■ REQUIRED ACTION: In the material below, find every line containing "history" and copy that line.

↓

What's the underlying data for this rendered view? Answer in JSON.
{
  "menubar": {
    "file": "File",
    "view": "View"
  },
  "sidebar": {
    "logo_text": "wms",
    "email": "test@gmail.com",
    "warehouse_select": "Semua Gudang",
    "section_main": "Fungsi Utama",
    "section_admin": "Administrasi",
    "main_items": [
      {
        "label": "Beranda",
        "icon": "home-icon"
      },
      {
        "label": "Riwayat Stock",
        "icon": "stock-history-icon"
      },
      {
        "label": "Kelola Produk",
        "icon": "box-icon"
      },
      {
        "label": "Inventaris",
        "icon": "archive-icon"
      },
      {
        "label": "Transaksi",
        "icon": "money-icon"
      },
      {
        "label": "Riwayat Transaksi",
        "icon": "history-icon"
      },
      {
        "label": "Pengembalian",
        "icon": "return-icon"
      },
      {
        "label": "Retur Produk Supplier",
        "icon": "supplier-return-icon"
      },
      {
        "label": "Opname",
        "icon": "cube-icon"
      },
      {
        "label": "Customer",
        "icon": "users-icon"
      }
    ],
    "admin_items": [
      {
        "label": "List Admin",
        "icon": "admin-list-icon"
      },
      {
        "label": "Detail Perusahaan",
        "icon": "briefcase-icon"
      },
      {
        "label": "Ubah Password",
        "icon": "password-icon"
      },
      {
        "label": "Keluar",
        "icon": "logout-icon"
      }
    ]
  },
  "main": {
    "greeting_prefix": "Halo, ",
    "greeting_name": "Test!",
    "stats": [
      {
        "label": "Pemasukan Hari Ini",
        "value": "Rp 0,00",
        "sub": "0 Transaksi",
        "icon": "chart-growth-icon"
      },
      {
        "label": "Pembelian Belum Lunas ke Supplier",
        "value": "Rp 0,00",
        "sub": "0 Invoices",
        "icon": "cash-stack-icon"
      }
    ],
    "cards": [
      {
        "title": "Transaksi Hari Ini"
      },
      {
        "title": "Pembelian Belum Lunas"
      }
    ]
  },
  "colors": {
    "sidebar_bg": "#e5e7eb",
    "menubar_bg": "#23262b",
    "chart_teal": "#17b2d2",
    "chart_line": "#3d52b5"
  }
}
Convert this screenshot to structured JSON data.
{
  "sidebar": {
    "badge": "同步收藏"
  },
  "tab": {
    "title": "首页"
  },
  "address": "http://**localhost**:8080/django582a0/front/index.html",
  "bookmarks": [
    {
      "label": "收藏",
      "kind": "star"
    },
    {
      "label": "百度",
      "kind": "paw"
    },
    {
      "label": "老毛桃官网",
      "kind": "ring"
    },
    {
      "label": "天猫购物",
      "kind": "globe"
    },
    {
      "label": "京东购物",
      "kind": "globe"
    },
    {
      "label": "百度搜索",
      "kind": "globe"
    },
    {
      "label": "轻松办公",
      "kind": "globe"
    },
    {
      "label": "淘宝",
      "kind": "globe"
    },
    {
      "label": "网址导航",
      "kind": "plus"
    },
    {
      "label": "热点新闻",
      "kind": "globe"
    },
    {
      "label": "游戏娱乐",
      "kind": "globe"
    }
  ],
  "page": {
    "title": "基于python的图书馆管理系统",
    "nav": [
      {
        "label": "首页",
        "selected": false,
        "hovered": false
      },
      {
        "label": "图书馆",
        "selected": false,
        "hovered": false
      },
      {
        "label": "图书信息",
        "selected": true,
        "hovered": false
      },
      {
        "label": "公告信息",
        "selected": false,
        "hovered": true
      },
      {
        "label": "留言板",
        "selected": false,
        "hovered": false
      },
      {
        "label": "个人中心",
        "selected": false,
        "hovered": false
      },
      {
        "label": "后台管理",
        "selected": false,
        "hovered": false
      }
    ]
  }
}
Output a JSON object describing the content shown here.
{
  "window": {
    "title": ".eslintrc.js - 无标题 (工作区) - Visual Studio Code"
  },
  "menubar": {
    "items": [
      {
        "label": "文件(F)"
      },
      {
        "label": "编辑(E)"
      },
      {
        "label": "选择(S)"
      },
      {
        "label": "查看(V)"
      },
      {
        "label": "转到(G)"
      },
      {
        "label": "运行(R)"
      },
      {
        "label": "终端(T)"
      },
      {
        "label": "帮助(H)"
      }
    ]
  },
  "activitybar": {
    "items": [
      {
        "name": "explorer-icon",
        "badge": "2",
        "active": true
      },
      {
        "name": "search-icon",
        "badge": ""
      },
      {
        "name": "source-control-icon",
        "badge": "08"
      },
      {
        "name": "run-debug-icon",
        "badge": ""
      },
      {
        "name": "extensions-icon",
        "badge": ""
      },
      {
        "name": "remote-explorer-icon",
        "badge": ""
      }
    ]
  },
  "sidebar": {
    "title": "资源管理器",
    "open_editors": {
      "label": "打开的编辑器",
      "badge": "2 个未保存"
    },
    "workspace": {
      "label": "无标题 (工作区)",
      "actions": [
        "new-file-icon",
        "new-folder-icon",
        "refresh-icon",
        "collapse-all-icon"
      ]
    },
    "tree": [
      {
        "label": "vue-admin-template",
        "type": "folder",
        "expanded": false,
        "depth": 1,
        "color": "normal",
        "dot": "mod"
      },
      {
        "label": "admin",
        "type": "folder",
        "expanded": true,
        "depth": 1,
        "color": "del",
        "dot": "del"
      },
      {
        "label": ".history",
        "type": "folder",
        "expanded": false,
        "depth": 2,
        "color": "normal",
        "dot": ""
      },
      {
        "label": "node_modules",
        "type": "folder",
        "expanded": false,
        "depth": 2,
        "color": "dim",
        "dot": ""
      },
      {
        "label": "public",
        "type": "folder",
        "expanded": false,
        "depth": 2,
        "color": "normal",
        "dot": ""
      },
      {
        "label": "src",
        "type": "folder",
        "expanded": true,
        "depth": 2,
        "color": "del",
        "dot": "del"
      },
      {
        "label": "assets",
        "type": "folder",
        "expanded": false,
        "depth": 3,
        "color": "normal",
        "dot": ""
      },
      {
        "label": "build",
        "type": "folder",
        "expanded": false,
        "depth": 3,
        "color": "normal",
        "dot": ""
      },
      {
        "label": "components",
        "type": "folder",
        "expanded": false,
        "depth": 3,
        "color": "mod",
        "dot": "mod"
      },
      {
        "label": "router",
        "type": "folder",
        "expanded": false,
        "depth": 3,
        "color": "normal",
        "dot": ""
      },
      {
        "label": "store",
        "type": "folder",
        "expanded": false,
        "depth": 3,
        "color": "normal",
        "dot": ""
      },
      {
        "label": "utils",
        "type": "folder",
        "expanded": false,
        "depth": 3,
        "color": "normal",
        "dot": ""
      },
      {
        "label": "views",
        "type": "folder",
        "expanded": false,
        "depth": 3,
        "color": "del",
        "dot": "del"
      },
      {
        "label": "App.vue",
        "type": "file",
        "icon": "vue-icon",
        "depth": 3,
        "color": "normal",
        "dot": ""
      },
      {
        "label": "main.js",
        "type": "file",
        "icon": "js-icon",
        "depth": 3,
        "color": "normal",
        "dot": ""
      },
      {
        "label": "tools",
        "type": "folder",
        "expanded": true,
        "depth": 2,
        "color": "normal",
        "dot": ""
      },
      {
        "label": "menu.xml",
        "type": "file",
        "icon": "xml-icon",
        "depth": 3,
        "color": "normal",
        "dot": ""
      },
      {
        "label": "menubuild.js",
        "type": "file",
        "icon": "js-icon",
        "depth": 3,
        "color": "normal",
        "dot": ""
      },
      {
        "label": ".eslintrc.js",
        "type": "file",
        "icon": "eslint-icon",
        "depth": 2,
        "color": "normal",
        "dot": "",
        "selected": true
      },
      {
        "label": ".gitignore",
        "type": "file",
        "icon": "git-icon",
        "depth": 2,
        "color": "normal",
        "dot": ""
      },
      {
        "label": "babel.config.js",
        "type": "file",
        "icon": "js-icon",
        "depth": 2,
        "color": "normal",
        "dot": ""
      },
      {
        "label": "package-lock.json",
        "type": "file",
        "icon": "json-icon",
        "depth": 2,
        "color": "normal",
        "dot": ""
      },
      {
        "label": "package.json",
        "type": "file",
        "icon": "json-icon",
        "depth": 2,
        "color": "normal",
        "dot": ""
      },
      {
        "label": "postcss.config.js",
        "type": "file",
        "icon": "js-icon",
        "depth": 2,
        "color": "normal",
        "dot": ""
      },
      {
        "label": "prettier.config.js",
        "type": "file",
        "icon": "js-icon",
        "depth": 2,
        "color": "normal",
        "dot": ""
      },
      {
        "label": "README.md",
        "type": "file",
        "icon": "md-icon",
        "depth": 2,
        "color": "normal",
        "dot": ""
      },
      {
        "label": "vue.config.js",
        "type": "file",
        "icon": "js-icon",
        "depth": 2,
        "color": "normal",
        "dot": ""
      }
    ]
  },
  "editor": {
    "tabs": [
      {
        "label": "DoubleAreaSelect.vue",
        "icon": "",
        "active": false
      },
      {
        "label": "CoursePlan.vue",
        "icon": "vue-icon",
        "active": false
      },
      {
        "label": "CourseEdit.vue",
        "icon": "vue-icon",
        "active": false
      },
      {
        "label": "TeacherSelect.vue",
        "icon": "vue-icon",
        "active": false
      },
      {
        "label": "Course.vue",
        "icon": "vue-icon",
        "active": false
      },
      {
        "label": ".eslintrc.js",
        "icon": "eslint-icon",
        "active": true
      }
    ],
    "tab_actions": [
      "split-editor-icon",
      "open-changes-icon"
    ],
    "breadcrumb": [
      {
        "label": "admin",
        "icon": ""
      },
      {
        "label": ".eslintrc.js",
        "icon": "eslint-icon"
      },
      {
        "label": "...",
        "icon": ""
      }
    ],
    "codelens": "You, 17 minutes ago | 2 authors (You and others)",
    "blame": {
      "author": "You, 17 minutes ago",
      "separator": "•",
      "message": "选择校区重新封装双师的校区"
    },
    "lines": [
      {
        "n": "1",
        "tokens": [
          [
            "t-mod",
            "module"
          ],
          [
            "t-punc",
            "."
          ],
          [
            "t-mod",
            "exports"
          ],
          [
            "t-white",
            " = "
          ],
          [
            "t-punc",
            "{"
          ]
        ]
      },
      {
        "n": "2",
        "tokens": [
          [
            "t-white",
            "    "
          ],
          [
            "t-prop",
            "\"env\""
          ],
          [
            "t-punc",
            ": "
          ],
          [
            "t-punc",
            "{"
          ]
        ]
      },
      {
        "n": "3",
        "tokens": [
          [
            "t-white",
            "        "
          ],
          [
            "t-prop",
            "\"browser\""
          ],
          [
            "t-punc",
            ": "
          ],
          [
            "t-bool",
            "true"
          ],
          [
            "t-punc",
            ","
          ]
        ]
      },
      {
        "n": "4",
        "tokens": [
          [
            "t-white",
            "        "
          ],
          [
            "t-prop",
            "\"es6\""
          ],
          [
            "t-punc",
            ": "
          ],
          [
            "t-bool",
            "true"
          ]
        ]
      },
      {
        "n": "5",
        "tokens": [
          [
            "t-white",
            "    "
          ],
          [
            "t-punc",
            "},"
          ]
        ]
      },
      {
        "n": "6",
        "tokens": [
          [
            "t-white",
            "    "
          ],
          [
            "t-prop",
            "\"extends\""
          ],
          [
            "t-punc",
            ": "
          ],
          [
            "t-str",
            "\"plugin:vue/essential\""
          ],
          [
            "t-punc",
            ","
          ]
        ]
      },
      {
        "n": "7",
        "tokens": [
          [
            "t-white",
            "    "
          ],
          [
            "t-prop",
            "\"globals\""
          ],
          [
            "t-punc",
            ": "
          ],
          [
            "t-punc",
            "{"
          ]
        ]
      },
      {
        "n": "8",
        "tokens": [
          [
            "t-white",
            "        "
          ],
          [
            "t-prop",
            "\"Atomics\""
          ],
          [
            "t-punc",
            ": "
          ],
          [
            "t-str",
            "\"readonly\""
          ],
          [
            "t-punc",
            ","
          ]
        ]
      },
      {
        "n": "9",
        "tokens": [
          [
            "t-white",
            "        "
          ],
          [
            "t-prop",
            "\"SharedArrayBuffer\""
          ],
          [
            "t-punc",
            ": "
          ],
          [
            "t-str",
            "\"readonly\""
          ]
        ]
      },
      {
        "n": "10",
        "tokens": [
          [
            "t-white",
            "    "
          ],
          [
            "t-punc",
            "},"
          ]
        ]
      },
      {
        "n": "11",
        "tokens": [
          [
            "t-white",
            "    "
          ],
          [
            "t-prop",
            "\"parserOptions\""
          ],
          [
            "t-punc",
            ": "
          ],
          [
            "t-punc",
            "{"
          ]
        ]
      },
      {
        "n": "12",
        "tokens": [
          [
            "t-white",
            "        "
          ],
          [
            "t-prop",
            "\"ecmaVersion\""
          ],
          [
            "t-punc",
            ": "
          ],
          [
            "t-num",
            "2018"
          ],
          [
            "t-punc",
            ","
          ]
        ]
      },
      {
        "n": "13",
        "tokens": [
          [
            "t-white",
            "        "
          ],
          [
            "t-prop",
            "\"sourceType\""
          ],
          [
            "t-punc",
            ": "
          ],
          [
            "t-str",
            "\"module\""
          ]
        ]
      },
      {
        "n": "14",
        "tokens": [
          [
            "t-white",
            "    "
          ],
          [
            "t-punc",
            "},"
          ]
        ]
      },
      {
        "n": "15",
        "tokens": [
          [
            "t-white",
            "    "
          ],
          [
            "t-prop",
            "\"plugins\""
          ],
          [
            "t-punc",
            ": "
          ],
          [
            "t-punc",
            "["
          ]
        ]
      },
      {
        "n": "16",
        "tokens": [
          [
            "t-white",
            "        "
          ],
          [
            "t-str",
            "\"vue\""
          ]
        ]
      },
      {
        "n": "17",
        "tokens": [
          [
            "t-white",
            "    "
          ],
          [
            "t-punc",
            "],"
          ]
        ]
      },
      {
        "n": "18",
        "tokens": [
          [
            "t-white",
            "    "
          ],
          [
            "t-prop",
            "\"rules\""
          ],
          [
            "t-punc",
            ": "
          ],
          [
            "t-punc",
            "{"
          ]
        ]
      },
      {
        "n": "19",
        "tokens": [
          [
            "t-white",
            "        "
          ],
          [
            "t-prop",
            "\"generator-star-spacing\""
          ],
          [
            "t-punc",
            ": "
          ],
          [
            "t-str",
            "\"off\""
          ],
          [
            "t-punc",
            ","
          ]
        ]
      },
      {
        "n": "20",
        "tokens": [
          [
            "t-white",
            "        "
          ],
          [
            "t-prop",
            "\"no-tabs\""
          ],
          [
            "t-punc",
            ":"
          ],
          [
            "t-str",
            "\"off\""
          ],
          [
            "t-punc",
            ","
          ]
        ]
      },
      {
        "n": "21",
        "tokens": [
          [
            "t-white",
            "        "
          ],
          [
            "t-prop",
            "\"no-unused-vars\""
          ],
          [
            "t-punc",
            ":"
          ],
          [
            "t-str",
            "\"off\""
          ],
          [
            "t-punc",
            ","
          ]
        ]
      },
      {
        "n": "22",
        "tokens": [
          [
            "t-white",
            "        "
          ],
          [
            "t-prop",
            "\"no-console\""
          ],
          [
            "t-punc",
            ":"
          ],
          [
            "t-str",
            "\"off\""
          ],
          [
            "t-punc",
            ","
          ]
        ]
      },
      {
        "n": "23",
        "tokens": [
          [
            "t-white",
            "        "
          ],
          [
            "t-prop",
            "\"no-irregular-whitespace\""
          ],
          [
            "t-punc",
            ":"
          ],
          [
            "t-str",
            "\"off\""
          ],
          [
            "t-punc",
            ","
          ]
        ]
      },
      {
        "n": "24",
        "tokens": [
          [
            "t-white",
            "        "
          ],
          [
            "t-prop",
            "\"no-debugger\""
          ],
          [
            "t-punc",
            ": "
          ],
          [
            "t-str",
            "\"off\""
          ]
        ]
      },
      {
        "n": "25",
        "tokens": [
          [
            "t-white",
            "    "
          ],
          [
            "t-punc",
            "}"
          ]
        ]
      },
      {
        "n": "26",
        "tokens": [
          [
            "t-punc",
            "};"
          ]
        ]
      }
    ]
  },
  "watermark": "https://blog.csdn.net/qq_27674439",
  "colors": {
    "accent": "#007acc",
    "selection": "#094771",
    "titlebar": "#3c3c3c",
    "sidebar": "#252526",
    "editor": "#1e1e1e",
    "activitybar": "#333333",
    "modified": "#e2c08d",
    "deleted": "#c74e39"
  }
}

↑

■ SOLUTION:
        "icon": "stock-history-icon"
        "icon": "history-icon"
        "label": ".history",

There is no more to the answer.